HOUSTON — JM: Hi Thomas, what are we discussing today?

TF: The power of encouragement. The reason why I wanted to highlight it today is that most people don’t realize that when you encourage, you can’t help but be encouraged yourself.

JM: So encouragement goes both ways, it helps the giver along with the receiver…

TF: Precisely.

JM: Now I know you are big on quotes. Do you have a favorite quote when it comes to encouragement?

TF: Yes, I do. It is a Rosalynn Carter quote. “A leader takes people where they want to go. A great leader takes people where they don’t necessarily want to go, but ought to go.”

JM: So encourages push you at times?

TF: Yes, absolutely.

JM: Who has encouraged you during your life to get to you the point where you at today?

TF: Many people including Bill McDermott, Nick Tzitzon, David Brooks, Nassir Ghamei, and various teachers from high school and college.

JM: Tell us when you were encouraged the most in your life.
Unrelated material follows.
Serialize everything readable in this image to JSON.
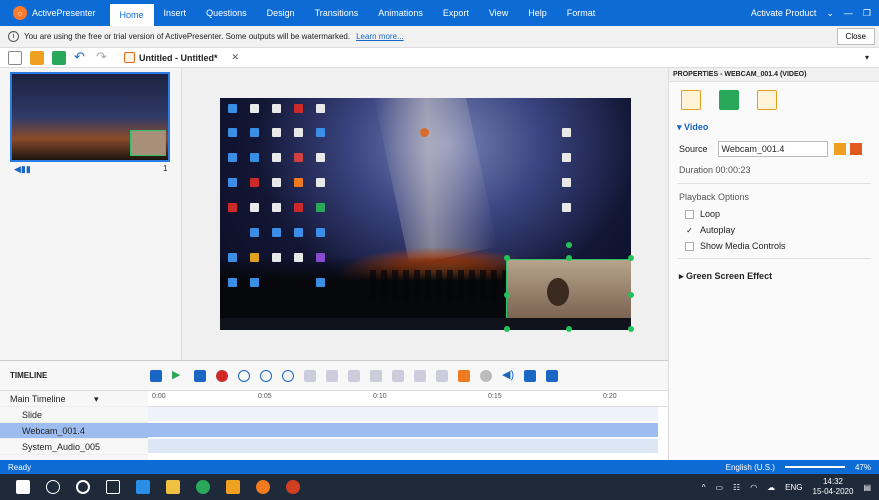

TF: It was approximately 3 years ago at Peachtree Presbyterian Church. I got to meet David Brooks who has written several New York Times best-selling books. I got to meet him because I had a classmate from Westminster who took a class of his at Yale. She ended up working on both The Road to Character and The Second Mountain. I only talked with him for a few minutes but he did something most people don’t do: he took me seriously. As we were leaving, he told me to “remember, that as a writer, you get to say what you think.” At the time, I was wondering why someone of his stature would say that to me, but about a year later, I realized that he was only trying to encourage me. Like the Rosalynn Carter quote, “A leader takes people where they want to go. A great leader takes people where they don’t necessarily want to go, but ought to go.”

JM: Why do you think people have trouble encouraging others?
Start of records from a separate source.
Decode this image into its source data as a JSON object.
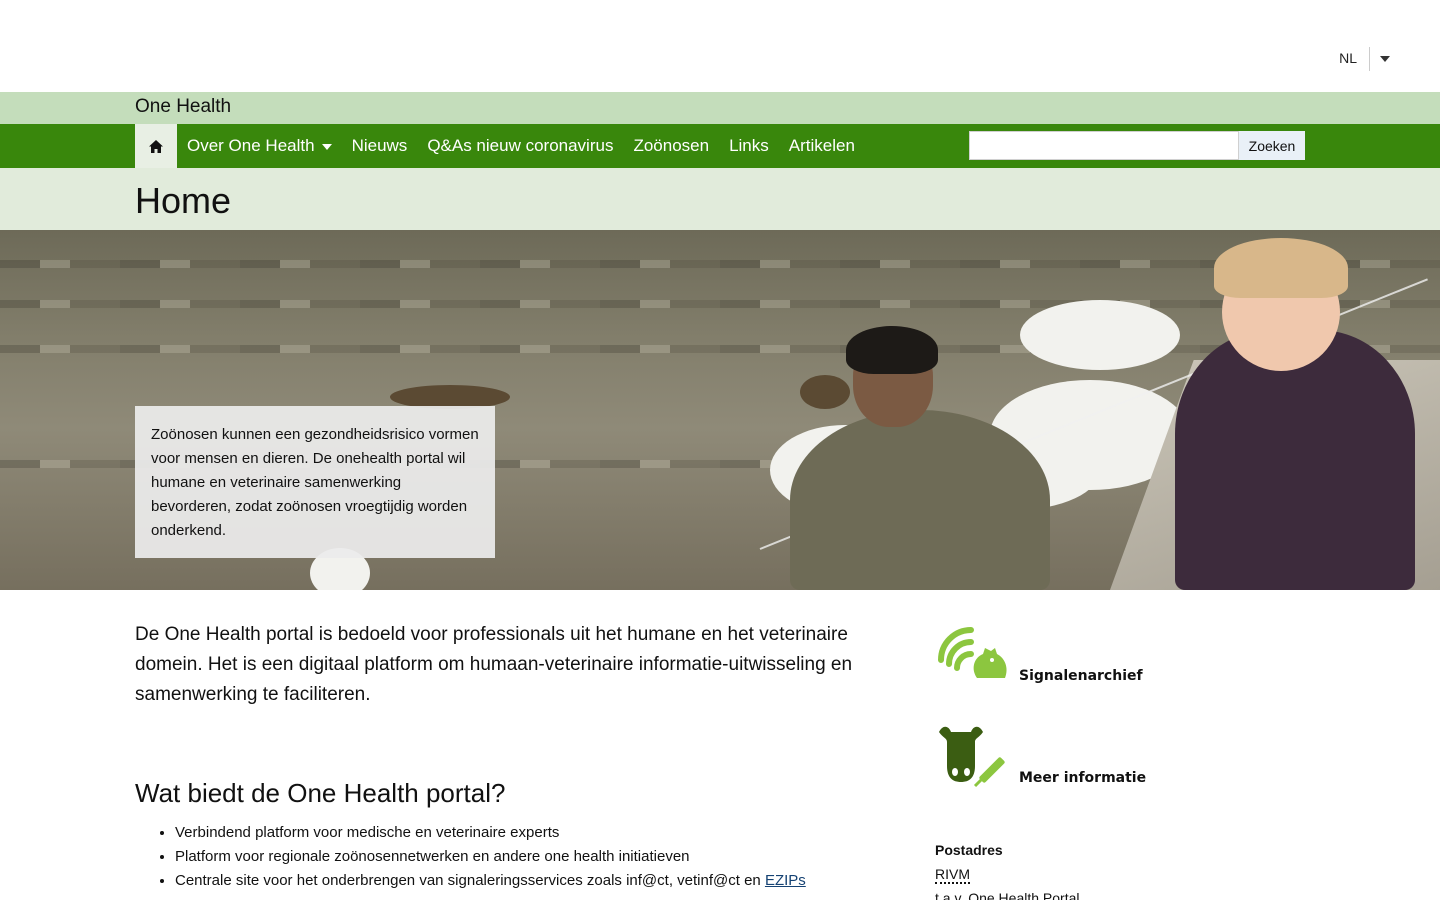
{
  "header": {
    "lang": "NL",
    "site_title": "One Health"
  },
  "nav": {
    "items": [
      {
        "label": "Over One Health",
        "has_menu": true
      },
      {
        "label": "Nieuws"
      },
      {
        "label": "Q&As nieuw coronavirus"
      },
      {
        "label": "Zoönosen"
      },
      {
        "label": "Links"
      },
      {
        "label": "Artikelen"
      }
    ],
    "search_placeholder": "",
    "search_button": "Zoeken"
  },
  "page": {
    "title": "Home"
  },
  "hero": {
    "text": "Zoönosen kunnen een gezondheidsrisico vormen voor mensen en dieren. De onehealth portal wil humane en veterinaire samenwerking bevorderen, zodat zoönosen vroegtijdig worden onderkend."
  },
  "main": {
    "lead": "De One Health portal is bedoeld voor professionals uit het humane en het veterinaire domein. Het is een digitaal platform om humaan-veterinaire informatie-uitwisseling en samenwerking te faciliteren.",
    "heading": "Wat biedt de One Health portal?",
    "bullets": [
      "Verbindend platform voor medische en veterinaire experts",
      "Platform voor regionale zoönosennetwerken en andere one health initiatieven"
    ],
    "bullet3_text": "Centrale site voor het onderbrengen van signaleringsservices zoals inf@ct, vetinf@ct en",
    "bullet3_link": "EZIPs"
  },
  "aside": {
    "tile1": "Signalenarchief",
    "tile2": "Meer informatie",
    "postadres_heading": "Postadres",
    "org": "RIVM",
    "tav": "t.a.v. One Health Portal"
  },
  "colors": {
    "nav_green": "#39870c",
    "light_green": "#c4ddbb",
    "icon_green": "#8cc63f",
    "icon_dark": "#3b5d12"
  }
}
TF: Honestly, I think they look at it as weak. It’s almost as though you’re a groupie or a member of their fan club. But Thad Persons, who holds one of the most powerful positions at Westminster, my high school, always signed his letters, Your #1 fan.

JM: Why do you think he would sign his letters that way?

TF: To encourage me.

JM: What must someone be in order to be an encourager?

TF: They have to be secure with themselves and empathetic. Over the past several years, I’ve had the opportunity to see firsthand how being an encouraging person can lead to success in Bill McDermott. I always see him on LinkedIn encouraging his employees at ServiceNow.

JM: Wait, he has a LinkedIn? I thought most CEOs don’t have one because they’re too busy running their company

TF: Bill McDermott is different. He is of the persuasion that to lead, he must be on the same level as his employees.

JM: So that’s how he takes people where they ought to go?

TF: Precisely.

JM: Who else has done that for you in your own life?

TF: Nick Tzitzon, who was the SVP of Marketing at SAP under Bill McDermott and who is now the Chief Strategy Officer at ServiceNow. A few years ago, in early January of 2021, he asked me what my goals were for the year. This year, before he reached out to me about what my goals were for the year, I took the initiative to first reach out to him. That’s what great leaders do: they give you a push to first get going, but their ultimate goal is for you to be pushing for yourself. I only email McDermott a few times a year, but text Tzitzon every single day. Following his advice is what has enabled me to have the success I am currently having.